Questions may be directed to: Per Tesch, professor of sports science, mobile: +46 (0)708-193110 alt. +46 (0)768-219219, e-mail per.tesch@miun.se

Pressofficer Helena Lindh; helena.lindh@miun.se; +46-70 389 7772

Helena Lindh | idw
Further information:
http://www.vr.se

More articles from Health and Medicine:

nachricht Improving memory with magnets
28.03.2017 | McGill University

nachricht Graphene-based neural probes probe brain activity in high resolution
28.03.2017 | Graphene Flagship

All articles from Health and Medicine >>>

The most recent press releases about innovation >>>

Die letzten 5 Focus-News des innovations-reports im Überblick:

Im Focus: A Challenging European Research Project to Develop New Tiny Microscopes

The Institute of Semiconductor Technology and the Institute of Physical and Theoretical Chemistry, both members of the Laboratory for Emerging Nanometrology (LENA), at Technische Universität Braunschweig are partners in a new European research project entitled ChipScope, which aims to develop a completely new and extremely small optical microscope capable of observing the interior of living cells in real time. A consortium of 7 partners from 5 countries will tackle this issue with very ambitious objectives during a four-year research program.
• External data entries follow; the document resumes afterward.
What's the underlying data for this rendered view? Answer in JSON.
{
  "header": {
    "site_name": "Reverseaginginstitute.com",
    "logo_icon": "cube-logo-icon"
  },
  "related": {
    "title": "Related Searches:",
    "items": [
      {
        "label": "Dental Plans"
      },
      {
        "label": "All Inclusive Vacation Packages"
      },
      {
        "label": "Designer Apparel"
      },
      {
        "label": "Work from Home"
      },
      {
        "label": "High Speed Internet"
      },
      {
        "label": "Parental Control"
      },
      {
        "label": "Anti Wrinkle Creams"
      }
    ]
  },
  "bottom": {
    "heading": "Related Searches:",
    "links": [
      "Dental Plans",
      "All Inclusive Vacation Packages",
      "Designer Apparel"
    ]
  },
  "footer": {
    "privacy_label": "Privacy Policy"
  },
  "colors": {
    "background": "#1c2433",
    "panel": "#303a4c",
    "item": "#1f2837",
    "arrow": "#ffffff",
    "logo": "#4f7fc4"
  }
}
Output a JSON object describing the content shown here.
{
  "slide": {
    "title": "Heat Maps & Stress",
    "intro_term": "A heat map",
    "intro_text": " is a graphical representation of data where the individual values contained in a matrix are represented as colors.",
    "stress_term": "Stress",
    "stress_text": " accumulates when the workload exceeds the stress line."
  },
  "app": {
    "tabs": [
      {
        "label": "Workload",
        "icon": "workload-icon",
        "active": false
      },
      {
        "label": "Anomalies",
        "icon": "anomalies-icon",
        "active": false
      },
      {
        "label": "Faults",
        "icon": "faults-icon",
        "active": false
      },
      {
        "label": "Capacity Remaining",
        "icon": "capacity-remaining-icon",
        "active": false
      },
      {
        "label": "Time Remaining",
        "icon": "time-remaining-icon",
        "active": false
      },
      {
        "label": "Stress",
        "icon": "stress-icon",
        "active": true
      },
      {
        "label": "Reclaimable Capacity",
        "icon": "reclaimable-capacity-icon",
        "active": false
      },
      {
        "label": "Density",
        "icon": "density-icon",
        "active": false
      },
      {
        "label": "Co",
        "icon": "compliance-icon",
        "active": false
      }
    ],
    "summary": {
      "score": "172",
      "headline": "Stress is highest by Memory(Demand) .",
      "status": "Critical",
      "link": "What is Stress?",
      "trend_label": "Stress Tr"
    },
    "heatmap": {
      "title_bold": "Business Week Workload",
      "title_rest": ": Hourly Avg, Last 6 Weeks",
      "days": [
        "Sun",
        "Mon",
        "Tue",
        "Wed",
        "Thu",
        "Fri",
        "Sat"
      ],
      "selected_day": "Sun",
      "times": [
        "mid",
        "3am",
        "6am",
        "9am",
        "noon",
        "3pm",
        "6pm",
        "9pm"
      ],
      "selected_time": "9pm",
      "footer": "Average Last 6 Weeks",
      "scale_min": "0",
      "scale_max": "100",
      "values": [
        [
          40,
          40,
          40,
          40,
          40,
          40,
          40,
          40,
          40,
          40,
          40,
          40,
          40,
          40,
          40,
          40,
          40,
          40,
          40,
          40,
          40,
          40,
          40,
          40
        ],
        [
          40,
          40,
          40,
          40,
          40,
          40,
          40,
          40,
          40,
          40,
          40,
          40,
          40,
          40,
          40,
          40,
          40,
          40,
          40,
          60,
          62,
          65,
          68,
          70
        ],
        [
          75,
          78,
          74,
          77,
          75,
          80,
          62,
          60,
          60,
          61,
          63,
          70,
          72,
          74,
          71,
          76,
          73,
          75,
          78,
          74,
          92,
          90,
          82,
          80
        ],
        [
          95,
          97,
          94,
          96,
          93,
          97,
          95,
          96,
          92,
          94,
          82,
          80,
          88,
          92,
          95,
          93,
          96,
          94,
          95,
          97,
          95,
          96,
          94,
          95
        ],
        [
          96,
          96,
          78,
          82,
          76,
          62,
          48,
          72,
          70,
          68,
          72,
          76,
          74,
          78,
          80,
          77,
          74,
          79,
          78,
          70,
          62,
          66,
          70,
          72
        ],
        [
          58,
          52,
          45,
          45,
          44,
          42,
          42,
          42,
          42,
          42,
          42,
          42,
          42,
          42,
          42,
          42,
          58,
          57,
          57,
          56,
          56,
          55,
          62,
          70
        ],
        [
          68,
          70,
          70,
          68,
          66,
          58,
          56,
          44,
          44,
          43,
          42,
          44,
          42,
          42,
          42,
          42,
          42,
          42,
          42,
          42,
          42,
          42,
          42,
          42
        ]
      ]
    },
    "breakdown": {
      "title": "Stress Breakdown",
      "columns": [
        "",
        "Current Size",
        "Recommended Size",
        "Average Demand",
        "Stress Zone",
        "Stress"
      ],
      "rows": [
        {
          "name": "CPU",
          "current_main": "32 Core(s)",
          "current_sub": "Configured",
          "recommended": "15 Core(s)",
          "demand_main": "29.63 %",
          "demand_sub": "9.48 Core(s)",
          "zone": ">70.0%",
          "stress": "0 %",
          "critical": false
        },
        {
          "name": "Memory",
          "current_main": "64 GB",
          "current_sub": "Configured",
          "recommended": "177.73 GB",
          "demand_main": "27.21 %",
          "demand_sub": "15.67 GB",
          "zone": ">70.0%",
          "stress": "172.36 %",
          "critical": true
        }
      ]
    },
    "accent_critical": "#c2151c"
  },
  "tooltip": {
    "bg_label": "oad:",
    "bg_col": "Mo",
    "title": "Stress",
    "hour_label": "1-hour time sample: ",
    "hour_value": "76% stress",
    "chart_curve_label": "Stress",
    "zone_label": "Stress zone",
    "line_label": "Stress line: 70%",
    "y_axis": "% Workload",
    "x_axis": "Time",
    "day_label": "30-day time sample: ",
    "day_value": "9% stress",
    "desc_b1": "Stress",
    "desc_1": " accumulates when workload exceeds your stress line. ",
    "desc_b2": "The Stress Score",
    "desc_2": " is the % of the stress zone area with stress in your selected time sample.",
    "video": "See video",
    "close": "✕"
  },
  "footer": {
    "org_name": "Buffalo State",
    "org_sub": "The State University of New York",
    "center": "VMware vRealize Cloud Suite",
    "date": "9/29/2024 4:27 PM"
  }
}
To demonstrate the usefulness of this new scientific tool, at the end of the project the developed chip-sized microscope will be used to observe in real-time...

Im Focus: Giant Magnetic Fields in the Universe

Astronomers from Bonn and Tautenburg in Thuringia (Germany) used the 100-m radio telescope at Effelsberg to observe several galaxy clusters. At the edges of these large accumulations of dark matter, stellar systems (galaxies), hot gas, and charged particles, they found magnetic fields that are exceptionally ordered over distances of many million light years. This makes them the most extended magnetic fields in the universe known so far.

The results will be published on March 22 in the journal „Astronomy & Astrophysics“.

Galaxy clusters are the largest gravitationally bound structures in the universe. With a typical extent of about 10 million light years, i.e. 100 times the...

Im Focus: Tracing down linear ubiquitination

Researchers at the Goethe University Frankfurt, together with partners from the University of Tübingen in Germany and Queen Mary University as well as Francis Crick Institute from London (UK) have developed a novel technology to decipher the secret ubiquitin code.

Ubiquitin is a small protein that can be linked to other cellular proteins, thereby controlling and modulating their functions. The attachment occurs in many...

Im Focus: Perovskite edges can be tuned for optoelectronic performance

Layered 2D material improves efficiency for solar cells and LEDs

In the eternal search for next generation high-efficiency solar cells and LEDs, scientists at Los Alamos National Laboratory and their partners are creating...

Im Focus: Polymer-coated silicon nanosheets as alternative to graphene: A perfect team for nanoelectronics

Silicon nanosheets are thin, two-dimensional layers with exceptional optoelectronic properties very similar to those of graphene. Albeit, the nanosheets are less stable. Now researchers at the Technical University of Munich (TUM) have, for the first time ever, produced a composite material combining silicon nanosheets and a polymer that is both UV-resistant and easy to process. This brings the scientists a significant step closer to industrial applications like flexible displays and photosensors.

Silicon nanosheets are thin, two-dimensional layers with exceptional optoelectronic properties very similar to those of graphene. Albeit, the nanosheets are...

All Focus news of the innovation-report >>>

Anzeige

Anzeige

Event News

International Land Use Symposium ILUS 2017: Call for Abstracts and Registration open

20.03.2017 | Event News

CONNECT 2017: International congress on connective tissue

14.03.2017 | Event News

ICTM Conference: Turbine Construction between Big Data and Additive Manufacturing

07.03.2017 | Event News

 
Latest News

Transport of molecular motors into cilia

28.03.2017 | Life Sciences

A novel hybrid UAV that may change the way people operate drones

28.03.2017 | Information Technology

NASA spacecraft investigate clues in radiation belts

28.03.2017 | Physics and Astronomy

VideoLinks
B2B-VideoLinks
More VideoLinks >>>